(Data records for software interfaces)

▼

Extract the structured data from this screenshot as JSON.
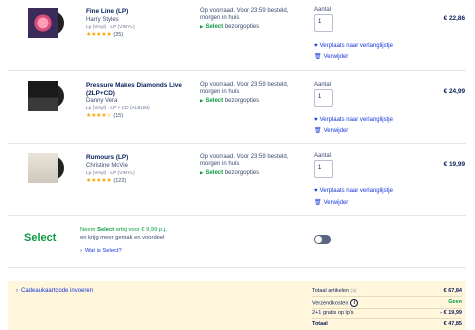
{
  "items": [
    {
      "title": "Fine Line (LP)",
      "artist": "Harry Styles",
      "format": "Lp (Vinyl) · LP (VINYL)",
      "stars": "★★★★★",
      "reviews": "(25)",
      "stock": "Op voorraad. Voor 23:59 besteld, morgen in huis",
      "select_label": "Select",
      "select_suffix": "bezorgopties",
      "qty_label": "Aantal",
      "qty": "1",
      "price": "€ 22,86",
      "wishlist": "Verplaats naar verlanglijstje",
      "remove": "Verwijder"
    },
    {
      "title": "Pressure Makes Diamonds Live (2LP+CD)",
      "artist": "Danny Vera",
      "format": "Lp (Vinyl) · LP + CD (ALBUM)",
      "stars": "★★★★☆",
      "reviews": "(15)",
      "stock": "Op voorraad. Voor 23:59 besteld, morgen in huis",
      "select_label": "Select",
      "select_suffix": "bezorgopties",
      "qty_label": "Aantal",
      "qty": "1",
      "price": "€ 24,99",
      "wishlist": "Verplaats naar verlanglijstje",
      "remove": "Verwijder"
    },
    {
      "title": "Rumours (LP)",
      "artist": "Christine McVie",
      "format": "Lp (Vinyl) · LP (VINYL)",
      "stars": "★★★★★",
      "reviews": "(122)",
      "stock": "Op voorraad. Voor 23:59 besteld, morgen in huis",
      "select_label": "Select",
      "select_suffix": "bezorgopties",
      "qty_label": "Aantal",
      "qty": "1",
      "price": "€ 19,99",
      "wishlist": "Verplaats naar verlanglijstje",
      "remove": "Verwijder"
    }
  ],
  "select_promo": {
    "logo": "Select",
    "line1_pre": "Neem",
    "line1_brand": "Select",
    "line1_post": "erbij voor € 9,99 p.j.",
    "line2": "en krijg meer gemak en voordeel",
    "link": "Wat is Select?"
  },
  "footer": {
    "gift": "Cadeaukaartcode invoeren",
    "rows": [
      {
        "label": "Totaal artikelen",
        "count": "(3)",
        "value": "€ 67,84"
      },
      {
        "label": "Verzendkosten",
        "value": "Geen"
      },
      {
        "label": "2+1 gratis op lp's",
        "value": "- € 19,99"
      },
      {
        "label": "Totaal",
        "value": "€ 47,85"
      }
    ]
  },
  "colors": {
    "select_green": "#0b9a42",
    "link_blue": "#1536d8",
    "text_navy": "#0a1e5a",
    "star": "#f5a400",
    "footer_bg": "#fff6db"
  },
  "icons": {
    "wishlist": "heart-icon",
    "remove": "trash-icon",
    "chevron": "chevron-right-icon",
    "info": "info-icon",
    "select_bullet": "triangle-right-icon"
  }
}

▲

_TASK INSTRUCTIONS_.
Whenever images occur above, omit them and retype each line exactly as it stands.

_SOLUTION TO THIS EXERCISE_.
Extract the structured data from this screenshot as JSON.
{
  "items": [
    {
      "title": "Fine Line (LP)",
      "artist": "Harry Styles",
      "format": "Lp (Vinyl) · LP (VINYL)",
      "stars": "★★★★★",
      "reviews": "(25)",
      "stock": "Op voorraad. Voor 23:59 besteld, morgen in huis",
      "select_label": "Select",
      "select_suffix": "bezorgopties",
      "qty_label": "Aantal",
      "qty": "1",
      "price": "€ 22,86",
      "wishlist": "Verplaats naar verlanglijstje",
      "remove": "Verwijder"
    },
    {
      "title": "Pressure Makes Diamonds Live (2LP+CD)",
      "artist": "Danny Vera",
      "format": "Lp (Vinyl) · LP + CD (ALBUM)",
      "stars": "★★★★☆",
      "reviews": "(15)",
      "stock": "Op voorraad. Voor 23:59 besteld, morgen in huis",
      "select_label": "Select",
      "select_suffix": "bezorgopties",
      "qty_label": "Aantal",
      "qty": "1",
      "price": "€ 24,99",
      "wishlist": "Verplaats naar verlanglijstje",
      "remove": "Verwijder"
    },
    {
      "title": "Rumours (LP)",
      "artist": "Christine McVie",
      "format": "Lp (Vinyl) · LP (VINYL)",
      "stars": "★★★★★",
      "reviews": "(122)",
      "stock": "Op voorraad. Voor 23:59 besteld, morgen in huis",
      "select_label": "Select",
      "select_suffix": "bezorgopties",
      "qty_label": "Aantal",
      "qty": "1",
      "price": "€ 19,99",
      "wishlist": "Verplaats naar verlanglijstje",
      "remove": "Verwijder"
    }
  ],
  "select_promo": {
    "logo": "Select",
    "line1_pre": "Neem",
    "line1_brand": "Select",
    "line1_post": "erbij voor € 9,99 p.j.",
    "line2": "en krijg meer gemak en voordeel",
    "link": "Wat is Select?"
  },
  "footer": {
    "gift": "Cadeaukaartcode invoeren",
    "rows": [
      {
        "label": "Totaal artikelen",
        "count": "(3)",
        "value": "€ 67,84"
      },
      {
        "label": "Verzendkosten",
        "value": "Geen"
      },
      {
        "label": "2+1 gratis op lp's",
        "value": "- € 19,99"
      },
      {
        "label": "Totaal",
        "value": "€ 47,85"
      }
    ]
  },
  "colors": {
    "select_green": "#0b9a42",
    "link_blue": "#1536d8",
    "text_navy": "#0a1e5a",
    "star": "#f5a400",
    "footer_bg": "#fff6db"
  },
  "icons": {
    "wishlist": "heart-icon",
    "remove": "trash-icon",
    "chevron": "chevron-right-icon",
    "info": "info-icon",
    "select_bullet": "triangle-right-icon"
  }
}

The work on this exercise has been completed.